More Black & Decker than Astaire & Rogers, “Tap Dogs” takes the ever-evolving tap dancing form in a visceral new direction, tricking it out with industrial-age mise-en-scene at one point the performers don welder’smasks and dance among flying sparks and the macho camaraderie of a sports team warming up for a big game. Firmly following in the clamorous footsteps of the ubiquitous “Stomp,” it’s a crowd pleaser in the theater-for-people-who-don’t-like-theater genre, touring U.S. cities before a planned stand in Gotham next spring.
Choreographer and creator Dein Perry leads the cast of six Australian lads through their paces. They take the stage in carefully unmatched work shirts, jeans and tank tops, sporting heavy black boots fitted with industrial-sounding tap apparatus; the stage is miked to the nines so that not a clatter of boot goes unmagnified.
Since the choreography of tap dancing is to some degree innovation-proof, it is the milieu around the moves that gets a reworking here, from the electronics-and-percussion-heavy music by Andrew Wilkie to the flexible metal erector-set stage design by director Nigel Triffitt. Indeed the manipulation of the set is key to the show, as the lads tap up and down dangerously inclined surfaces, hurl themselves over a jagged gap in the floor, and assemble a set of metal risers for a tri-level tap finale, among other feats. One of the dancers is even hoisted aloft to tap upside-down, in a stunt whose payoff doesn’t seem to justify the technical maneuvering involved, though the audience applauds on cue.
The dancers are all adept and charismatic, with looks ranging from boyish-good to soap-star. With an all-male tap troupe, some of whom strip to the waist by show’s end, the show has a sure appeal for gay audiences, though the byplay among the dancers is strictly even strenuously of the heterosexual teenage male variety.
As a spectacle of sheer skill, “Tap Dogs” is impressive at all times, but with “Bring in ‘Da Noise, Bring in ‘Da Funk” having tapped the expressive potential of the tap form to perhaps unprecedentedly moving effect, it’s easy to find the show’s appeal superficial.

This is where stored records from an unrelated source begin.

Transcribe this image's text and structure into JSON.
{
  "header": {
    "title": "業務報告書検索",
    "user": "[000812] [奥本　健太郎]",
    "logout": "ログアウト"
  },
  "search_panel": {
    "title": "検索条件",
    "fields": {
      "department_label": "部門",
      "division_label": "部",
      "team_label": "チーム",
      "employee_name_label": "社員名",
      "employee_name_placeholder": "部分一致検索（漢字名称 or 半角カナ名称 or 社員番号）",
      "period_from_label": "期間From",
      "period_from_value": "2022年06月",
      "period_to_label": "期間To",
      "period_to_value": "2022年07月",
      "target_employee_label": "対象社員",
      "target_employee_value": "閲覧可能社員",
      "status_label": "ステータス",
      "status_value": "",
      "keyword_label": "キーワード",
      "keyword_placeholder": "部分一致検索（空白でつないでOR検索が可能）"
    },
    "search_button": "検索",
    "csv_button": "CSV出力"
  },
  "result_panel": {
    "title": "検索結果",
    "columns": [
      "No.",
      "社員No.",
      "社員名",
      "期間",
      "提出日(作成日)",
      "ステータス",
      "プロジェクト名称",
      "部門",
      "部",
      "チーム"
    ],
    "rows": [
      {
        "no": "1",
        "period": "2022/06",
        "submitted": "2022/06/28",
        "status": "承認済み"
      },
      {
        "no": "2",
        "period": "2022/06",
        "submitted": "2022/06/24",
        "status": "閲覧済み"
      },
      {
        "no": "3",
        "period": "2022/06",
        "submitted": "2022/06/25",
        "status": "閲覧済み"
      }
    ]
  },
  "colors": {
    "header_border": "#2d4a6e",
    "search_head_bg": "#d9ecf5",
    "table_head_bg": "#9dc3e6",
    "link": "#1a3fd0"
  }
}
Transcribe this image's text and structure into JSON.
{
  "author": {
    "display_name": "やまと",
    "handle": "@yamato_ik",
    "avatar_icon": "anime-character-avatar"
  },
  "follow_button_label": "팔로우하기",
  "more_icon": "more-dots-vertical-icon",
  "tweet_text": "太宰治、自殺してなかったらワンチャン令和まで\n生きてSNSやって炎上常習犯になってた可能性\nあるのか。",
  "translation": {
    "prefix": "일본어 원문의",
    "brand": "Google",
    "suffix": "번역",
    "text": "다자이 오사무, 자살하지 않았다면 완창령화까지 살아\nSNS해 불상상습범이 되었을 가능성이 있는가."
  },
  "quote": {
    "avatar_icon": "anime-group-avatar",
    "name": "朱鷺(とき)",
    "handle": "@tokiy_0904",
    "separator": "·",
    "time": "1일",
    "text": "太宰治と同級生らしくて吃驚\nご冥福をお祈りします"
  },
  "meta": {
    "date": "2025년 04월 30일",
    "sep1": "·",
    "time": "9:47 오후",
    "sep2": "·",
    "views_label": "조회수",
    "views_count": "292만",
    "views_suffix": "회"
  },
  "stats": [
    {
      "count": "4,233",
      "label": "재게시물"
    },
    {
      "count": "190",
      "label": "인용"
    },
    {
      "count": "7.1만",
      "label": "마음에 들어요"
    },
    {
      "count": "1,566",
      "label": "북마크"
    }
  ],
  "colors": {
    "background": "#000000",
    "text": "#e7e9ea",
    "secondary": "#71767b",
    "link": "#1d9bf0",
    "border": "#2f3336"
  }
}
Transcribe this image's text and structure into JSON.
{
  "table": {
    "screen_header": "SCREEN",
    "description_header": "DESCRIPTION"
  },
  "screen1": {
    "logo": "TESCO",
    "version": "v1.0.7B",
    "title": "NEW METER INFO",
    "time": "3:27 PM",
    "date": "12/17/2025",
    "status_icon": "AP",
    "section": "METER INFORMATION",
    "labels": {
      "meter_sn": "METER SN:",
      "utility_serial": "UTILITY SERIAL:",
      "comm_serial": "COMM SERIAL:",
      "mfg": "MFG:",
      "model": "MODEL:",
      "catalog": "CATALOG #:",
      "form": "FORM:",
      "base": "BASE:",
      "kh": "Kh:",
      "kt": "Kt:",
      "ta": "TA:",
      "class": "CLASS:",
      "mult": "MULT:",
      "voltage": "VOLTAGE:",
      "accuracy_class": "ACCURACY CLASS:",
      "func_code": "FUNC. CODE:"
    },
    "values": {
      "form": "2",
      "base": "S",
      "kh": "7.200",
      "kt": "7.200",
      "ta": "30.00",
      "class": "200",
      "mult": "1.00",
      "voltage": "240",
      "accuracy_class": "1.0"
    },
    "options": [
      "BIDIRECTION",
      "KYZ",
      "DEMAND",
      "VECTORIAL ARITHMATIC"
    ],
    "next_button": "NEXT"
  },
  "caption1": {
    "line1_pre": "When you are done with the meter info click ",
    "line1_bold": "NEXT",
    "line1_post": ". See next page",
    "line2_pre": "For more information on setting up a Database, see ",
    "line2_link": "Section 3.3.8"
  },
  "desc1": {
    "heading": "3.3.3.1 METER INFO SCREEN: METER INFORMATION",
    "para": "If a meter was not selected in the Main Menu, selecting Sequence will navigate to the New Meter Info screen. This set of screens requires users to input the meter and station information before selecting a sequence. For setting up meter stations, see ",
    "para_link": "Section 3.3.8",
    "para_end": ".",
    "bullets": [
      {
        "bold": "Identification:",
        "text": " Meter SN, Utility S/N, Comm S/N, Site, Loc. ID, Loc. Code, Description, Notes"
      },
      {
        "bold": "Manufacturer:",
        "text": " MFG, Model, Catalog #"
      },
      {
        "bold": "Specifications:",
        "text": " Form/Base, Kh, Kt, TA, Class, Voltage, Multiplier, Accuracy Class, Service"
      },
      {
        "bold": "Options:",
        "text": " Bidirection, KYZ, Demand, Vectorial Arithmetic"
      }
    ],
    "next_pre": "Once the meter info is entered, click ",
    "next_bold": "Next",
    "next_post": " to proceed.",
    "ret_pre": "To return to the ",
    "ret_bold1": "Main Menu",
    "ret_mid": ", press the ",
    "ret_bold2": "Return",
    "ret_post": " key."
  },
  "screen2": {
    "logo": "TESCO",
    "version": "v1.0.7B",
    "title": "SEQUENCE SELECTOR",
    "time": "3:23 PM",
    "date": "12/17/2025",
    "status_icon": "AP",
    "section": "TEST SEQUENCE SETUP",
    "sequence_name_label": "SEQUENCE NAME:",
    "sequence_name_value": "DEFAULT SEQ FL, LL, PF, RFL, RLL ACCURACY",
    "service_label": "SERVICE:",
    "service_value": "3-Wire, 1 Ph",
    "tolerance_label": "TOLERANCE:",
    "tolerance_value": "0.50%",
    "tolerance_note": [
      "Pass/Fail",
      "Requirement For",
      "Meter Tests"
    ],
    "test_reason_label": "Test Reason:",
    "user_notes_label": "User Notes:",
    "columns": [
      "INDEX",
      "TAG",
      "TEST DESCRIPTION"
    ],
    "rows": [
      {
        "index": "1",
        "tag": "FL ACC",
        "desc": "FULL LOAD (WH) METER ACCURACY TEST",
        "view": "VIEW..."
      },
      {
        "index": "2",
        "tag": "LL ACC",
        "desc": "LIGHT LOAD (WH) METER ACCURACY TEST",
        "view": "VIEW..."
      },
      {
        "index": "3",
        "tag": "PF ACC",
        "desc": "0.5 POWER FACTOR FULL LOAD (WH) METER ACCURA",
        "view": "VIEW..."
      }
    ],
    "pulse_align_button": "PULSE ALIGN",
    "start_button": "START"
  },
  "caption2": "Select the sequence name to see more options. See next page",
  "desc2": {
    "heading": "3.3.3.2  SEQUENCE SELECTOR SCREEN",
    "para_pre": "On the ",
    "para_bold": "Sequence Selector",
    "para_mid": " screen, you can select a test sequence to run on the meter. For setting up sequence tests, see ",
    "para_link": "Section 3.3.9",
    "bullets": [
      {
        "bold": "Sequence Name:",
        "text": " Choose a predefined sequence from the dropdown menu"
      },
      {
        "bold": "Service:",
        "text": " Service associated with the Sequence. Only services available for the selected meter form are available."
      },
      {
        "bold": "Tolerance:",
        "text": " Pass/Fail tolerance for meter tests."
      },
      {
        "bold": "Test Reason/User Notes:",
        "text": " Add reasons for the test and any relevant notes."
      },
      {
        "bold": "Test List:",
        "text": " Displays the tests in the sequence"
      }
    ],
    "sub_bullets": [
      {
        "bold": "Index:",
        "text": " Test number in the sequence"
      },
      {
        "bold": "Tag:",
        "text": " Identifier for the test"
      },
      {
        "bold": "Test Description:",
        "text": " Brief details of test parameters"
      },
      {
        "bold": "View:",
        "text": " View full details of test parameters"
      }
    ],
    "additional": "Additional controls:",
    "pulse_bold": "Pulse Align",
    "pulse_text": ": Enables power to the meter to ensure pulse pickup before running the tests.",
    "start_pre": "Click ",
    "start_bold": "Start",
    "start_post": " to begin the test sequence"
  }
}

“Are they stepping in sweat?” asked an incredulous kid at the reviewed performance, after the semi-aquatic portion of the show left a film of water on the stage. They may not have been stepping in it, but they’re trafficking in it. Fred Astaire and Gene Kelly charmed by making it look easy; these boys charm by making it look hard. It’s dance not as art but athletics, which is either a broadening of the art or a lessening of it, depending on your point of view.